TASK ITEM
Each line that contains the word "with" is to be copied from the records below.

(Excerpts from an interface dataset)
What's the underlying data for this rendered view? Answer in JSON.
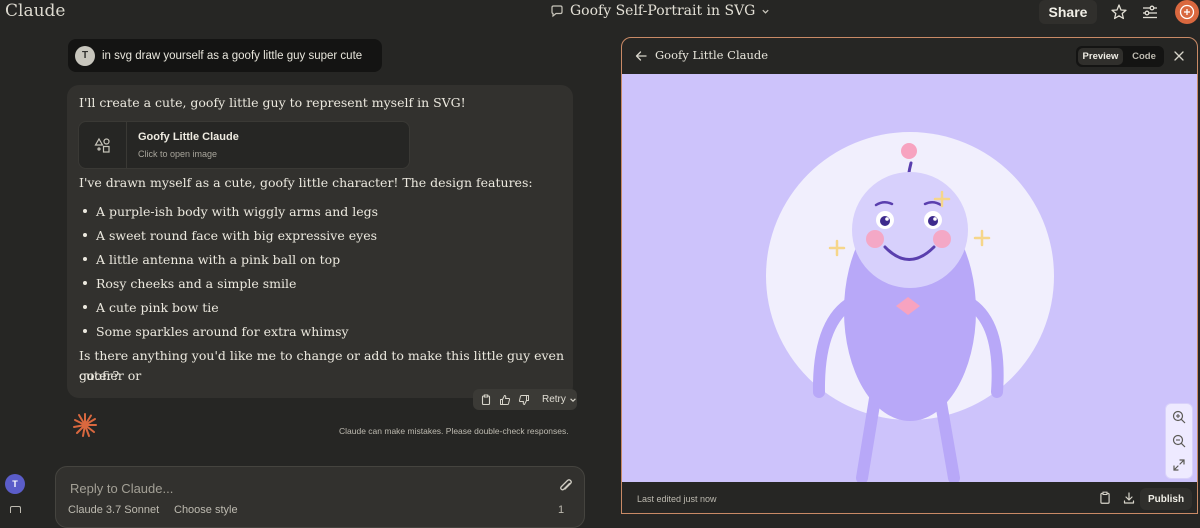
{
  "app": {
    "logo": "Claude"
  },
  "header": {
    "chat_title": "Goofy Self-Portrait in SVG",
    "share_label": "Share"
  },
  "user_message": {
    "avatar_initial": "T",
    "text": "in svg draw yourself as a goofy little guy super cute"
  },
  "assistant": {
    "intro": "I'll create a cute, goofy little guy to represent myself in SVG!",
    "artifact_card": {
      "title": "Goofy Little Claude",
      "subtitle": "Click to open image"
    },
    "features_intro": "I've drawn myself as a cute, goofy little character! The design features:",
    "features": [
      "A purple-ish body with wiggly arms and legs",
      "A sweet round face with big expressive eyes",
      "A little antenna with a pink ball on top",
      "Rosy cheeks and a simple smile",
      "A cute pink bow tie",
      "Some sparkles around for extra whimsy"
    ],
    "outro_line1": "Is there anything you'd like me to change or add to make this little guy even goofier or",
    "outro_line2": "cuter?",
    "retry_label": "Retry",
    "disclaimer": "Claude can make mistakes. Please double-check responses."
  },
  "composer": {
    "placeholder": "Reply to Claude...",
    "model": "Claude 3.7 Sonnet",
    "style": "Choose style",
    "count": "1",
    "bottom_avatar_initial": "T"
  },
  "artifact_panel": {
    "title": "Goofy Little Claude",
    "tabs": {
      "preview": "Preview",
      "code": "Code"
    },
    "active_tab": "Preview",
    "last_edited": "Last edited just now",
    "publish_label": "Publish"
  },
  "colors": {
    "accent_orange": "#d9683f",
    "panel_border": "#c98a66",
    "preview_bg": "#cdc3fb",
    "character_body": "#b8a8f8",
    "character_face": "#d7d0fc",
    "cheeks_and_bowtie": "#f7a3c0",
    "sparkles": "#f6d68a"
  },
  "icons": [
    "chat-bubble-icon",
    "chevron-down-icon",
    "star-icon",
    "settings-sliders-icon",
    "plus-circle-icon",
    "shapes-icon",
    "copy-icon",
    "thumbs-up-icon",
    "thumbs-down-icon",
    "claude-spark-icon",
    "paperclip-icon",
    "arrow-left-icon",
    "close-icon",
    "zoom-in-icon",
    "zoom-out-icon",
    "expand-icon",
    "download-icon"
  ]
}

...

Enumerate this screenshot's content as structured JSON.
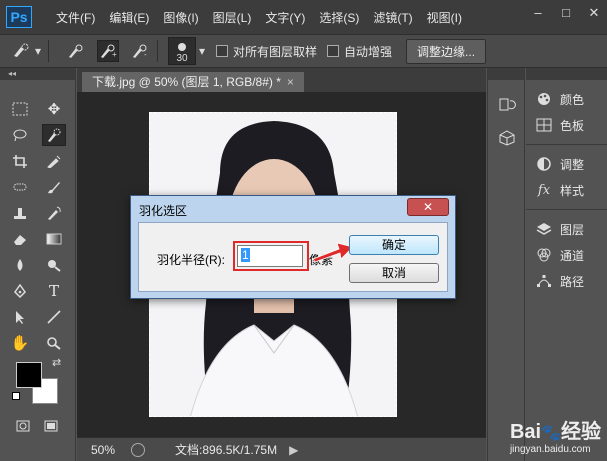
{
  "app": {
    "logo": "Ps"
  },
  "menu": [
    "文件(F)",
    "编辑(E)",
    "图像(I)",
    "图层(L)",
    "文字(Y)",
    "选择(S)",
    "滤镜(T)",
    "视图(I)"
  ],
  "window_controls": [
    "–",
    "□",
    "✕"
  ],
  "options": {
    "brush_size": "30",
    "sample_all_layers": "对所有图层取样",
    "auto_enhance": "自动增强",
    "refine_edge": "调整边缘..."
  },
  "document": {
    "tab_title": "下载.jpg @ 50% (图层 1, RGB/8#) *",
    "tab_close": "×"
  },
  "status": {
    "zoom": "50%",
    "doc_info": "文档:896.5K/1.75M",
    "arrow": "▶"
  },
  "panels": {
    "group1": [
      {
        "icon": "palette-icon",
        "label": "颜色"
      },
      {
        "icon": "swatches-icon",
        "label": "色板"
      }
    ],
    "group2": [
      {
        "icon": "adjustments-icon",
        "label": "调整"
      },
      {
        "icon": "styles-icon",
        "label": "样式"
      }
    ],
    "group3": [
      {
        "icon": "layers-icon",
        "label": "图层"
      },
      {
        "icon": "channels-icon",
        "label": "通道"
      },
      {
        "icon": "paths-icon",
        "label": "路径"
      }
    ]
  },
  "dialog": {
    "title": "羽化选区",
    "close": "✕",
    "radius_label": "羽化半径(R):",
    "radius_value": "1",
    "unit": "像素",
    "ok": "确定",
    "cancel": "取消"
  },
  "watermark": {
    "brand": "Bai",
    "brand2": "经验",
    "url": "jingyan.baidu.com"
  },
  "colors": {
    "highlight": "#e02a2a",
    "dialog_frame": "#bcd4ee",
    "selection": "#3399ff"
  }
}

TASK SOLUTION
      "A purple-ish body with wiggly arms and legs",
      "A sweet round face with big expressive eyes",
      "A little antenna with a pink ball on top",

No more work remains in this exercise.